A new report by C.D. Howe recommends that the Canadian government should take measures to discourage the five-year mortgage market and create an environment where lenders are comfortable offering longer term mortgages.
“For longer-term mortgages to comprise a significant portion of the entire Canadian mortgage market it will likely be necessary for the federal government to modify certain rules that are currently geared towards a five-year mortgage market,” wrote Michael Feldman, a partner at Torys LLP, in a report for think tank C.D. Howe.
Longer-term mortgages would enhance both consumer choice and financial stability, but regulatory changes are needed to help them develop into a significant part of the Canadian residential mortgage market, the report notes.
The report recommends loosening the stress test requirements for longer-term mortgages, amending the part of the Interest Act that favours the five-year mortgage market, increasing covered bond limits, and developing the market for private residential mortgage-backed securities.
“These securities (which would not be backstopped by the government through CMHC) would help both lenders and borrowers seeking long-term mortgages and investors seeking alternative longer-term investments,” the report noted.
TSX and U.S. futures are falling on China’s virus worries that has already sent a chill across Asia. Authorities in China confirmed that a new virus could be spread through human contact, reporting 15 medical staff had been infected and a fourth person had died.
“I’m not an expert in the pandemics, but you can look at previous examples like the SARS outbreak which also originated from Asia,” Cristian Maggio, Head of Emerging Markets Strategy at TD Securities in London, told Reuters.
Noting that China had initially downplayed the full extent of the SARS outbreak, he said “I think the market might be fearing something similar.”
Here’s what you need to know this morning:
Prime Minister Justin Trudeau will hold a media availability in Winnipeg
Extradition hearing for Huawei executive Meng Wanzhou in Vancouver
The Tsileil-Waututh First Nation of B-C joins the National Congress of American Indians, Affiliated Tribes of Northwest Indians, Lummi Nation and Makah Tribe to formalize their commitment to protect wild salmon and their solidarity with the United Tribes of Bristol Bay by signing the Bristol Bay Proclamation in Seattle
Statistics Canada to release is monthly survey of manufacturing for November
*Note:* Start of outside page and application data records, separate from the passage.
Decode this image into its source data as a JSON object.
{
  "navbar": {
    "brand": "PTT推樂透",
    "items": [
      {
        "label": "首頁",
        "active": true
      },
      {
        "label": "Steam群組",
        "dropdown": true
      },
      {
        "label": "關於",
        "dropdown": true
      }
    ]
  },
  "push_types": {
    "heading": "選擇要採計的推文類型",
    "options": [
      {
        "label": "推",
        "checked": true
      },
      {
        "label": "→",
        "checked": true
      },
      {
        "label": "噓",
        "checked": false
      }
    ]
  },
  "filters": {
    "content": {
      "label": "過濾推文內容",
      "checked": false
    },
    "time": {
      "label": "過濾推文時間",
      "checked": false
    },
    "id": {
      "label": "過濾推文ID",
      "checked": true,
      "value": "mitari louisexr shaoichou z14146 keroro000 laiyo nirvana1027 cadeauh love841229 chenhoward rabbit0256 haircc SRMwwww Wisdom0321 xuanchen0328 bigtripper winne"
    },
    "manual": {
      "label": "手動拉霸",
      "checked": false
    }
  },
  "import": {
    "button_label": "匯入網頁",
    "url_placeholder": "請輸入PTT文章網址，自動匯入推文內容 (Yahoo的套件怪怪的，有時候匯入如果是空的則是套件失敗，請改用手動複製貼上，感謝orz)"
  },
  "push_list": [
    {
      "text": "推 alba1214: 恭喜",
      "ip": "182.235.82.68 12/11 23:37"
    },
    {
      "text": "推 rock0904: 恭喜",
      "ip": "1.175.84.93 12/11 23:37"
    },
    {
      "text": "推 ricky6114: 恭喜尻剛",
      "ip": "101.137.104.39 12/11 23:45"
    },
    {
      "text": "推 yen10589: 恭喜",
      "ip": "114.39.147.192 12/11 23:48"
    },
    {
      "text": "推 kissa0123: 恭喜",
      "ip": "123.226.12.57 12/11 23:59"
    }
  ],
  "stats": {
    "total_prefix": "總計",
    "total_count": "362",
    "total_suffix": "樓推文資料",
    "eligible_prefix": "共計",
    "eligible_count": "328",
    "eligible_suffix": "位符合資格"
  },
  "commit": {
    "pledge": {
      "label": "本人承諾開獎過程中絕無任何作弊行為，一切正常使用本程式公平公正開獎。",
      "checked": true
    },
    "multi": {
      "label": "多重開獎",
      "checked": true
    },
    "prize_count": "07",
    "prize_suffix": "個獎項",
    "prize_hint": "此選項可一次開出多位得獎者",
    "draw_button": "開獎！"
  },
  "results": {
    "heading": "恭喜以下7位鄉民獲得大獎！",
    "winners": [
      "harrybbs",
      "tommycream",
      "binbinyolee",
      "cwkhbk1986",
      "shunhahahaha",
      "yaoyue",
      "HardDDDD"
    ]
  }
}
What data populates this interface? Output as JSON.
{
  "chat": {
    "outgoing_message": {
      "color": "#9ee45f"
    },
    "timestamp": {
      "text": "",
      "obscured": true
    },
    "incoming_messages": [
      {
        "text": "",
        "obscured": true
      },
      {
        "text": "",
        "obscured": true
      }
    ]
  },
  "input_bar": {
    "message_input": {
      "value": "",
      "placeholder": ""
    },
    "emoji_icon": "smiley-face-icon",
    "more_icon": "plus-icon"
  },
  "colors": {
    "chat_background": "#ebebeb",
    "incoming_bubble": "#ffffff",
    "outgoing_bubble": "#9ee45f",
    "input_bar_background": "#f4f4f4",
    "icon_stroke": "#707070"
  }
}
Premier Jason Kenney and Associate Minister Grant Hunter will continue Red Tape Reduction Awareness Week with a look back at the first seven months of red tape initiatives in Calgary
Manitoba Ag Days, an agriculture exposition, features Premier Brian Pallister speaking about the province’s climate plan in Brandon
Ten years ago, to encourage more measurement in this important area, the Canadian Federation of Independent Business created an annual Red Tape Report Card on regulatory measurement and accountability, write Laura Jones, Chief Strategic Officer at the Canadian Federation of Independent Business, and Patrick McLaughlin, Director of Policy Analytics and Senior Research Fellow at the Mercatus Center at George Mason University.
To get a decent grade, governments only have to do three simple things: show political leadership, measure the regulatory burden, and create some kind of regulatory cap or budget (e.g., a reduction target or a policy that for every new regulatory requirement introduced, one is eliminated). A decade ago, most governments in Canada resisted the idea that regulatory measurement had any value and no government was getting an “A.” Read their latest findings about the state of bureaucracy in Canada.
— Please send your news, comments and stories to [email protected]. — Yadullah Hussain @Yad_Fpenergy
With files from The Canadian Press, Thomson Reuters and Bloomberg